It is clear that green innovation will be the motor for the future-oriented, sustainable development of the entire economy. Companies such as Ernst & Young are ready to play a pioneering role in this transition. The government, however, also has the responsibility to contribute to a climate that encourages companies to invest in green innovation. “The introduction of electric cars is a perfect test case. On paper, Belgium – with its extended road infrastructure and short distances between economic centers – is perfectly suited for the use of electric cars. If companies, infrastructure providers, energy producers and government institutions work together, Belgium can also play an exemplary role in practice, and in the process attract innovative know-how” concludes Jan De Luyck. “In any case, Ernst & Young will continue to further travel the road to greater sustainability in the coming years. Green innovation will be the motor for an ongoing change process from which clients, employees, the environment and society in general will benefit”, concludes Harry Everaerts.
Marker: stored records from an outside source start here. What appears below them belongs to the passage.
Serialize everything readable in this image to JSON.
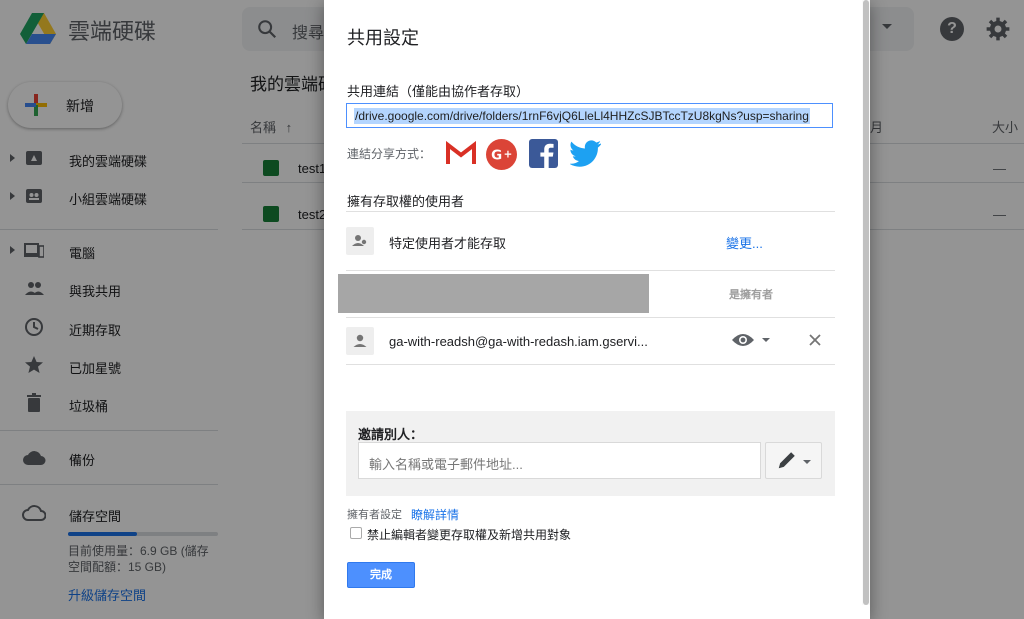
{
  "app": {
    "title": "雲端硬碟"
  },
  "search": {
    "placeholder": "搜尋"
  },
  "sidebar": {
    "new_label": "新增",
    "items": [
      {
        "label": "我的雲端硬碟",
        "icon": "drive-icon"
      },
      {
        "label": "小組雲端硬碟",
        "icon": "team-drive-icon"
      },
      {
        "label": "電腦",
        "icon": "computer-icon"
      },
      {
        "label": "與我共用",
        "icon": "shared-people-icon"
      },
      {
        "label": "近期存取",
        "icon": "clock-icon"
      },
      {
        "label": "已加星號",
        "icon": "star-icon"
      },
      {
        "label": "垃圾桶",
        "icon": "trash-icon"
      },
      {
        "label": "備份",
        "icon": "cloud-icon"
      },
      {
        "label": "儲存空間",
        "icon": "cloud-outline-icon"
      }
    ],
    "storage": {
      "used_text": "目前使用量：6.9 GB (儲存空間配額：15 GB)",
      "used_fraction": 0.46,
      "upgrade_label": "升級儲存空間"
    }
  },
  "main": {
    "breadcrumb": "我的雲端硬",
    "columns": {
      "name": "名稱",
      "sort_icon": "arrow-up-icon",
      "modified_fragment": "月",
      "size": "大小"
    },
    "files": [
      {
        "name": "test1",
        "size": "—"
      },
      {
        "name": "test2",
        "size": "—"
      }
    ]
  },
  "dialog": {
    "title": "共用設定",
    "link_section_label": "共用連結（僅能由協作者存取）",
    "link_value": "/drive.google.com/drive/folders/1rnF6vjQ6LleLl4HHZcSJBTccTzU8kgNs?usp=sharing",
    "share_via_label": "連結分享方式：",
    "share_services": [
      "gmail-icon",
      "google-plus-icon",
      "facebook-icon",
      "twitter-icon"
    ],
    "access_section_label": "擁有存取權的使用者",
    "access_level_text": "特定使用者才能存取",
    "change_link": "變更...",
    "owner_label": "是擁有者",
    "user_email": "ga-with-readsh@ga-with-redash.iam.gservi...",
    "invite_label": "邀請別人：",
    "invite_placeholder": "輸入名稱或電子郵件地址...",
    "owner_settings_label": "擁有者設定",
    "learn_more": "瞭解詳情",
    "checkbox_label": "禁止編輯者變更存取權及新增共用對象",
    "checkbox_checked": false,
    "done_label": "完成"
  },
  "colors": {
    "accent": "#4d90fe",
    "link": "#1a73e8",
    "overlay": "#000000"
  }
}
Flemish Minister for Innovation Ingrid Lieten: “The electric car is coming. Almost all auto manufacturers are working on electric models. The electric car is in fact a great benefit to us all. Fuel economy is better, no particulate matter and CO2 are emitted, and we become much less dependent on ever more expensive oil. For this reason, I am investing approximately 30 million euro in support of the introduction of electric cars, I am working on a ‘Flemish Action Plan for Electric Vehicles’, and just before the All Saints Day holidays, I proposed scrapping motor vehicle taxes for electric vehicles. I will also be taking other initiatives in the coming weeks and months. Today I am especially pleased that a company with one of the largest vehicle fleets in the country would also come out in support of the electric car. You won't know until you try it: this saying also applies to electric vehicles. By opting for electric company cars, Ernst & Young is contributing to awareness raising around and acceptance of electric cars. I hope that soon many more companies will take the step that Ernst & Young today is taking.”